They share extensive experience in designing projects of various scales and programs, including art centers and parks, school and university campuses, mixed-use developments, private villas and mosques.
waiwai was named among the top 17 architects and top 50 influential designers of the year by Nikkei Magazine in 2019; recognized by Architectural Record’s annual Design Vanguard issue as one of the top 10 emerging firms in the world in 2018; and included in Architectural Digest’s top 50 offices in the Middle East in 2017.
About Wael Al Awar
Wael Al Awar founded waiwai design (formerly ibda design) in 2009 after moving back to the Middle East from Tokyo.
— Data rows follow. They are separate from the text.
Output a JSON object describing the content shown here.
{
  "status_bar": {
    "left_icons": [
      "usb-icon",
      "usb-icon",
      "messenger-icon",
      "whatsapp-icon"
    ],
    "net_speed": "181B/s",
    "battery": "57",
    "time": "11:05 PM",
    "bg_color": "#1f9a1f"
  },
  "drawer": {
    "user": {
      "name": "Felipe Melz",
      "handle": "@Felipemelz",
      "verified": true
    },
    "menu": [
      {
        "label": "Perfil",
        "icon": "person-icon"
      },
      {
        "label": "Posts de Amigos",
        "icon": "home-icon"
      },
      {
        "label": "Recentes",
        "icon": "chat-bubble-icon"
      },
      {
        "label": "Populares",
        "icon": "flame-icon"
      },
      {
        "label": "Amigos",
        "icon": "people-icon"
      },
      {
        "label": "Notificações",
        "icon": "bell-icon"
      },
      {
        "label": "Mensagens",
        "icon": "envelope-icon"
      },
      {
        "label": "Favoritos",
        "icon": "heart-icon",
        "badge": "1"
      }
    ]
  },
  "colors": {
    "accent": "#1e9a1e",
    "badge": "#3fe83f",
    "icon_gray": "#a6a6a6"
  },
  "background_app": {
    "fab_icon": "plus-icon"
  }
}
He has extensive experience in designing projects of various scales and programs, including art centres and parks, school and university campuses, mixed-use developments, private villas and mosques.
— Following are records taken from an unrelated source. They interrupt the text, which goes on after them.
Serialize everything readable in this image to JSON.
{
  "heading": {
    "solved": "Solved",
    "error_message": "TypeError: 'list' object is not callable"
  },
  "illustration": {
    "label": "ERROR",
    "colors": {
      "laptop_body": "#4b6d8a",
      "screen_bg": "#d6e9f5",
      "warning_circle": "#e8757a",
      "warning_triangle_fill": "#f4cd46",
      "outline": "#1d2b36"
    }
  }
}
With interests in natural phenomena, landscape and formless diagrams of relations, Wael has a multi-disciplinary approach to design and is always looking to challenge conventional processes to push the boundaries of design.
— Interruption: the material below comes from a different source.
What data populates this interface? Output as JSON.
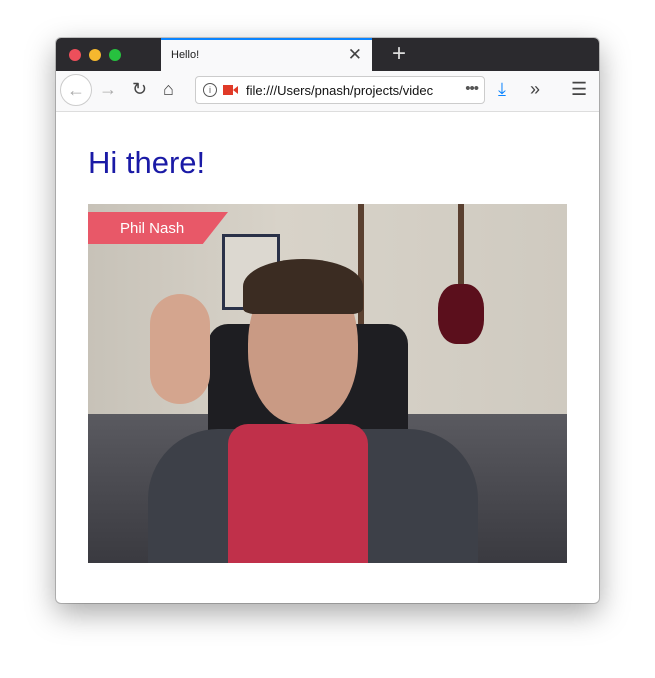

Wael has worked in the Middle East, the West and for several years in Tokyo, working with renowned Japanese architects. He has developed a strong cultural understanding and geographical sensitivity to different project contexts, and offers the perspective of a permanent outsider working with no geographical boundaries.
Wael holds a B.Arch from the American University of Beirut, Lebanon.
About Kenichi Teramoto
Kenichi Teramoto joined waiwai design (formerly ibda design) as a principal architect and partner to Wael Al Awar in 2012.
Previously, Teramoto worked with renowned architects in Tokyo and Rotterdam, on local and international projects, building an extensive design experience in both Asia and Europe. His architectural design proficiency includes a diverse range of projects including art centres and parks, school and university campuses, mixed-use developments, private villas and mosques.
Teramoto’s working experiences have trained him to develop an understanding of culture, geography and materiality. His approach to design is multi-disciplinary, and he has a deep interest in natural phenomena and structure. He is always re-questioning the design approach with the aim of delivering a distinctive design.
Teramoto holds a M.Arch from Tokyo University of Science, Japan.
[Notes to Editors]
Portland cement is the most common type of globally used cement; it is created by heating limestone (CaCO3) with other materials (such as clay) to 1,450 °C in a kiln, in a ‘calcination’ process that forms calcium oxide (CaO), or quicklime, releasing an enormous amount of carbon dioxide (CO2), which then chemically combines with the other materials in the mix to form calcium silicates and other cementitious compounds. The resulting hard substance, called ‘clinker’, is then ground with a small amount of gypsum into a powder to make ordinary Portland cement. In short, limestone (CaCO3) + heat = CaO (quicklime to create cement) + CO2 (carbon emissions from this chemical conversion).
How is concrete made? A mixture of water, sand, gravel, and a hydraulic binding material called cement, which hardens with water, and ties the aggregate materials together, curing and creating concrete. Considering all the stages of production, it is believed that concrete is responsible for 8% of the world’s CO2 emissions, where coal, oil and gas are the only other materials that are of a greater source of greenhouse gases. More importantly, 50% of the CO2 emissions are said to be created during the clinker manufacturing process, which is the most energy-intensive part of creating cement.
Cover Picture/Wael Alawar and Kenichi Teramoto, Image courtesy of National Pavilion UAE – La Biennale di Venezia